### Work order:
Would you write out every record that follows exactly, with the pictures left out?

### Records to use:
--------------------------------

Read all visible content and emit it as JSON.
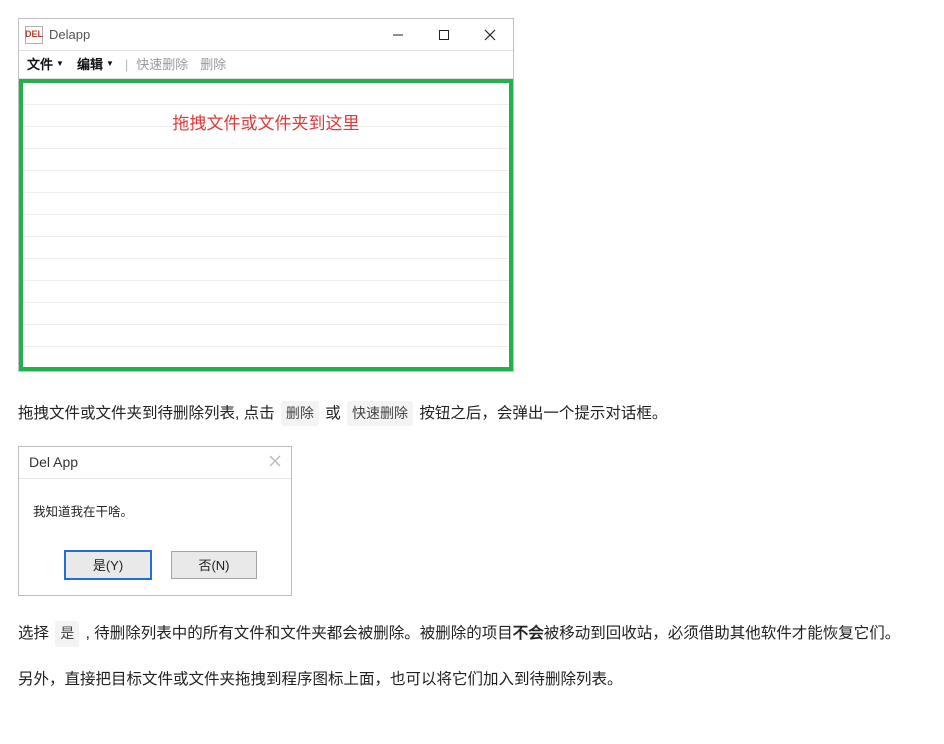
{
  "app": {
    "icon_text": "DEL",
    "title": "Delapp",
    "menu": {
      "file": "文件",
      "edit": "编辑",
      "quick_delete": "快速删除",
      "delete": "删除"
    },
    "drop_hint": "拖拽文件或文件夹到这里"
  },
  "text": {
    "para1_a": "拖拽文件或文件夹到待删除列表, 点击 ",
    "chip_delete": "删除",
    "para1_b": " 或 ",
    "chip_quick": "快速删除",
    "para1_c": " 按钮之后，会弹出一个提示对话框。",
    "para2_a": "选择 ",
    "chip_yes": "是",
    "para2_b": " , 待删除列表中的所有文件和文件夹都会被删除。被删除的项目",
    "para2_bold": "不会",
    "para2_c": "被移动到回收站，必须借助其他软件才能恢复它们。",
    "para3": "另外，直接把目标文件或文件夹拖拽到程序图标上面，也可以将它们加入到待删除列表。"
  },
  "dialog": {
    "title": "Del App",
    "message": "我知道我在干啥。",
    "yes": "是(Y)",
    "no": "否(N)"
  }
}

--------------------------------

### Answer section:
Read all visible content and emit it as JSON.
{
  "app": {
    "icon_text": "DEL",
    "title": "Delapp",
    "menu": {
      "file": "文件",
      "edit": "编辑",
      "quick_delete": "快速删除",
      "delete": "删除"
    },
    "drop_hint": "拖拽文件或文件夹到这里"
  },
  "text": {
    "para1_a": "拖拽文件或文件夹到待删除列表, 点击 ",
    "chip_delete": "删除",
    "para1_b": " 或 ",
    "chip_quick": "快速删除",
    "para1_c": " 按钮之后，会弹出一个提示对话框。",
    "para2_a": "选择 ",
    "chip_yes": "是",
    "para2_b": " , 待删除列表中的所有文件和文件夹都会被删除。被删除的项目",
    "para2_bold": "不会",
    "para2_c": "被移动到回收站，必须借助其他软件才能恢复它们。",
    "para3": "另外，直接把目标文件或文件夹拖拽到程序图标上面，也可以将它们加入到待删除列表。"
  },
  "dialog": {
    "title": "Del App",
    "message": "我知道我在干啥。",
    "yes": "是(Y)",
    "no": "否(N)"
  }
}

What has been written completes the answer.